The clock signal from amplifier 84 is inverted and applied through flip-flop 90. Flip-flop 90 controls the state of buffer 82 whereby the buffers are activated to load memory 62 out of phase with the reading of stored data from the memories 62. Thus, as a memory location is read, the new pixel data is written into the location.
The enable signal for comparators 64, 66 and 68 at the beginning of each new vector is controlled by a shift register 92 (National 74LS164). Shift register 92 is cleared at the start of each new vector by the signal from amplifier 86, indicating that the vector is within the monitor display area, and is clocked by the signal from amplifier 84. The CPU generated signal PSENA enables the shift register 92 only when the circuitry of FIG. 6 is to be activated. When activated, the outputs from the comparators 64, 66, 68 are applied to the NAND gate 76 which generates the Update Disable signal in response to the comparators.
In accordance with the present invention, an ultrasound scanner can be utilized in the compound mode with spurious patterns such as the fountain effect minimized by selectively disabling the pixel brightness update. While the invention has been described with reference to specific embodiments, the description is illustrative of the invention and is not to be construed as limiting the invention.

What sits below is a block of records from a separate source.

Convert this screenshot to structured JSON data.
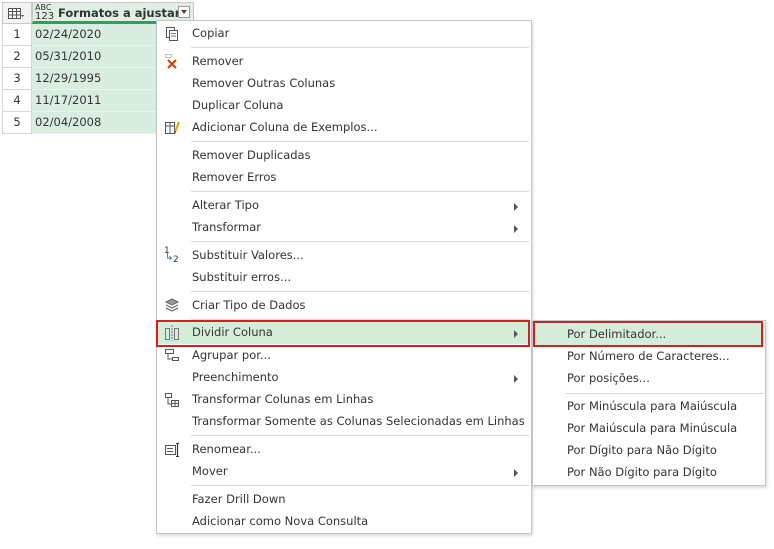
{
  "table": {
    "type_icon_top": "ABC",
    "type_icon_bottom": "123",
    "column_header": "Formatos a ajustar",
    "rows": [
      {
        "num": "1",
        "value": "02/24/2020"
      },
      {
        "num": "2",
        "value": "05/31/2010"
      },
      {
        "num": "3",
        "value": "12/29/1995"
      },
      {
        "num": "4",
        "value": "11/17/2011"
      },
      {
        "num": "5",
        "value": "02/04/2008"
      }
    ]
  },
  "context_menu": {
    "items": {
      "copy": "Copiar",
      "remove": "Remover",
      "remove_other": "Remover Outras Colunas",
      "duplicate": "Duplicar Coluna",
      "add_examples": "Adicionar Coluna de Exemplos...",
      "remove_duplicates": "Remover Duplicadas",
      "remove_errors": "Remover Erros",
      "change_type": "Alterar Tipo",
      "transform": "Transformar",
      "replace_values": "Substituir Valores...",
      "replace_errors": "Substituir erros...",
      "create_data_type": "Criar Tipo de Dados",
      "split_column": "Dividir Coluna",
      "group_by": "Agrupar por...",
      "fill": "Preenchimento",
      "unpivot": "Transformar Colunas em Linhas",
      "unpivot_selected": "Transformar Somente as Colunas Selecionadas em Linhas",
      "rename": "Renomear...",
      "move": "Mover",
      "drill_down": "Fazer Drill Down",
      "add_new_query": "Adicionar como Nova Consulta"
    },
    "replace_icon_top": "1",
    "replace_icon_bottom": "2"
  },
  "submenu": {
    "by_delimiter": "Por Delimitador...",
    "by_num_chars": "Por Número de Caracteres...",
    "by_positions": "Por posições...",
    "lower_to_upper": "Por Minúscula para Maiúscula",
    "upper_to_lower": "Por Maiúscula para Minúscula",
    "digit_to_nondigit": "Por Dígito para Não Dígito",
    "nondigit_to_digit": "Por Não Dígito para Dígito"
  },
  "colors": {
    "accent_green": "#27a35b",
    "highlight": "#d5eed9",
    "callout_red": "#d42020"
  }
}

Various modifications and applications may occur to those skilled in the art without departing from the true spirit and scope of the invention as defined by the appended claims.
|Cited Patent||Filing date||Publication date||Applicant||Title|
|US4172386 *||Nov 7, 1977||Oct 30, 1979||Litton Industrial Products, Inc.||Video A-trace display system for ultrasonic diagnostic system|
|US4204433 *||Nov 7, 1977||May 27, 1980||Litton Industrial Products, Inc.||Computerized ultrasonic scanner with technique-select|
|US4206654 *||Oct 19, 1978||Jun 10, 1980||Keller John T||Video display control for diagnostic scanners|
|Citing Patent||Filing date||Publication date||Applicant||Title|
|US4593314 *||May 17, 1984||Jun 3, 1986||The Kemp-Carraway Heart Institute||Echocardiogram machine control|
|US4836026 *||Jun 1, 1984||Jun 6, 1989||Science Applications International Corporation||Ultrasonic imaging system|
|U.S. Classification||73/620, 348/163|
|International Classification||G01N29/06, G01S7/52|
|Cooperative Classification||G01N29/0627, G01S7/52028|
|European Classification||G01N29/06C2B, G01S7/52S2B1A|
|Nov 3, 1980||AS||Assignment|
Owner name: GENERAL ELECTRIC COMPANY, RANCHO CORDOVA, CA. A CO
Free format text: ASSIGNMENT OF ASSIGNORS INTEREST;ASSIGNORS:ENGLE GARY L.;CRIBBS ROBERT W.;REEL/FRAME:003847/0789
Effective date: 19801028